In this identifying irony activity, 9th graders read 6 paragraphs, identify the type of irony being used (dramatic, situational, verbal) and explain their answer.
Examine an Author's Use of Irony
Isn't it ironic? Explore the irony in "Mrs. Manstey's View" by Edith Wharton through a video, some guided notes, and an optional presentation. After reviewing the different types of irony, the narrator in the video deciphers the irony at the end of the story, connecting it to themes determined in previous lessons in the series. Class members can takes notes as they watch the video and then practice identifying irony on their own.
Elements of Style: Literary Devices
How does an author develop his or her personal writing style? This presentation starts by looking at E.E. Cummings and some of his most notable works. As an author with a lot of style, he's the perfect example! Then, terms such as figurative language, symbol, irony, and imagery (among others) are defined and examples are given. Several practice opportunities are also provided.
New! “The Story of an Hour”: Extension Activities
Enhance and extend instruction of "The Story of an Hour" by Kate Chopin with one or all of these ideas. You might want to cover characterization and summary, or improve understanding of context clues and irony. You can cover any combination of those topics and skills with the activities, presentations, worksheets, and other additional materials included here.
Irony, Conflict and Symbolism in Literary Text

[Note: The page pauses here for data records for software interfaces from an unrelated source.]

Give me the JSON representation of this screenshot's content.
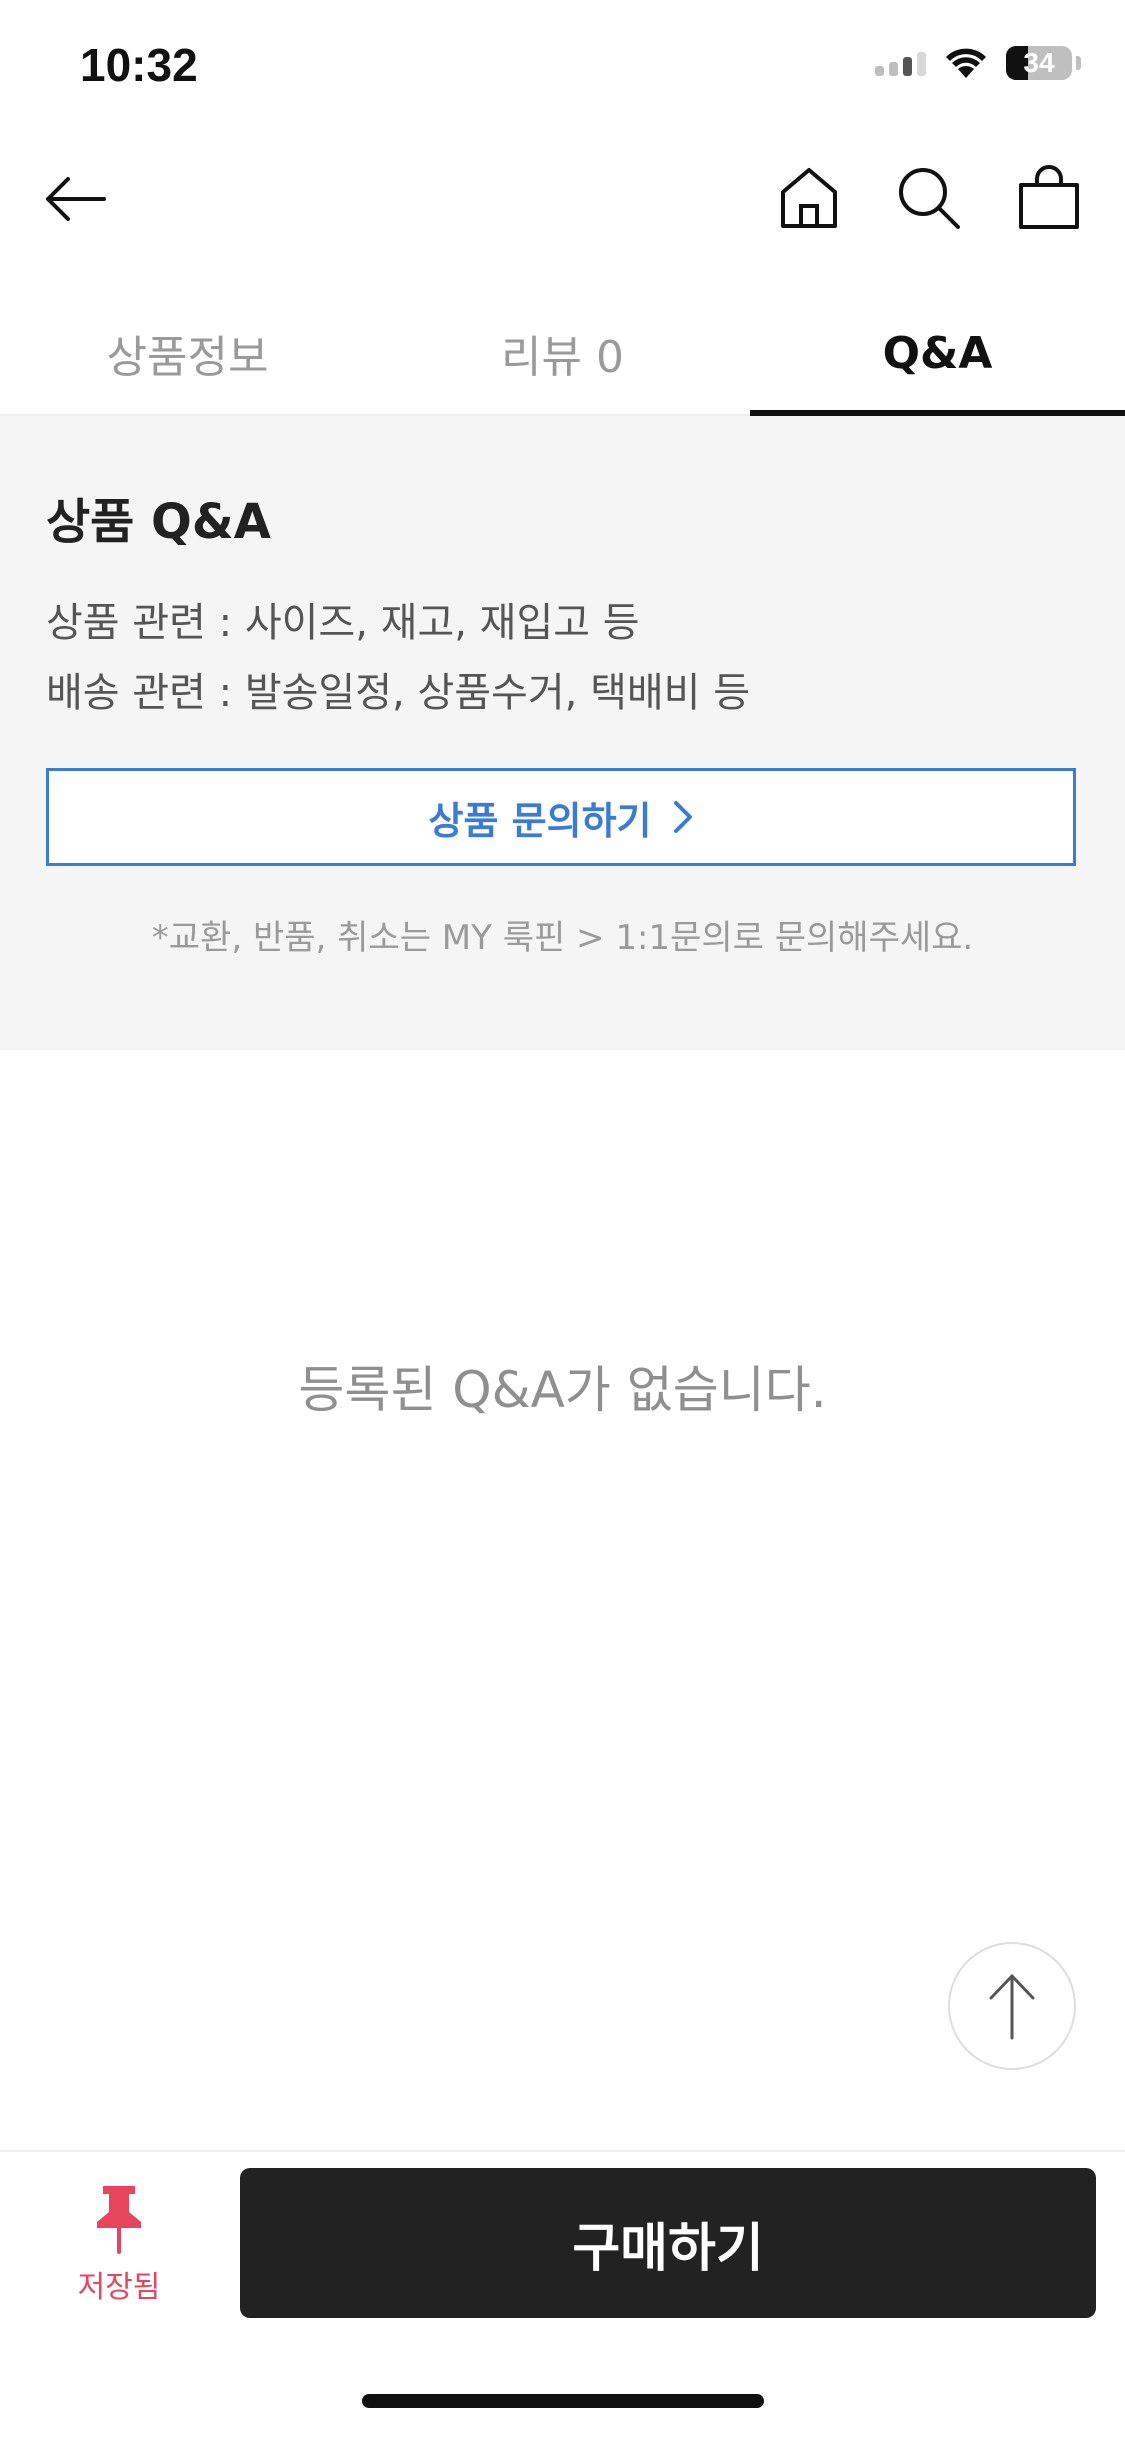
{
  "status_bar": {
    "time": "10:32",
    "battery_text": "34",
    "battery_level": 0.34
  },
  "header": {
    "back_icon": "arrow-left-icon",
    "icons": [
      "home-icon",
      "search-icon",
      "shopping-bag-icon"
    ]
  },
  "tabs": [
    {
      "label": "상품정보",
      "active": false
    },
    {
      "label": "리뷰 0",
      "active": false
    },
    {
      "label": "Q&A",
      "active": true
    }
  ],
  "qa_info": {
    "title": "상품 Q&A",
    "line1": "상품 관련 : 사이즈, 재고, 재입고 등",
    "line2": "배송 관련 : 발송일정, 상품수거, 택배비 등",
    "inquiry_button": "상품 문의하기",
    "note": "*교환, 반품, 취소는 MY 룩핀 > 1:1문의로 문의해주세요."
  },
  "empty_state": {
    "text": "등록된 Q&A가 없습니다."
  },
  "bottom_bar": {
    "save_label": "저장됨",
    "buy_label": "구매하기"
  },
  "colors": {
    "accent_blue": "#3a7bd5",
    "saved_red": "#e8455c",
    "buy_bg": "#222222",
    "info_bg": "#f5f5f5"
  }
}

Tenth graders use one short story to analyze conflict, irony and symbolism. They formulate a chart to show the differences between a character's actions, desires and choice of words. After the story is divided into scenes, 10th graders work in teams to role play for the whole class.
Analyzing the Use of Irony in a Short Story
Ninth graders examine how literature connects to real-life and see how irony aids in the development of theme. They read Shirley Jackson's The Lottery, and discuss elements of foreshadowing and situational irony. Then learners will write a composition explaining how the author uses irony to develop the theme. Next, the class will study a biography of Anne Hutchinson and relate this historical figure to the character Tess Hutchinson through writing a comparative analysis.
A Modest Proposal: Irony Made Understandable with Rock and Roll
Who doesn't love music? Poems and songs will engage your high school class in a discussion about irony. Use songs like "Rockin' in the Free World" or "Born in the U.S.A." to illustrate the ironic point of view. Print the lyrics so learners can see the written words. This lesson spans 8-10 days, and your learners will be sure to remember it for years to come.
New! Situational Irony: The Opposite of What You Think
What does it meant to be ironic? Through a well-thought out series of examples and non-examples, this video seeks to put an end to misconceptions about this word's meaning. Entertaining and memorable, the video leads to a quiz. While some of the assessment questions are rote recall from the video, others work to deepen understanding by asking the viewer to make connections to irony in their personal life. The Dig Deeper section elaborates on the definition of irony through three articles that delve into its uses in everyday language. Click the Flip This Lesson button to add or remove text from the movie header, eliminate sections of the lesson, and add your own discussion prompt, assignment, or other commentary before sharing out the link.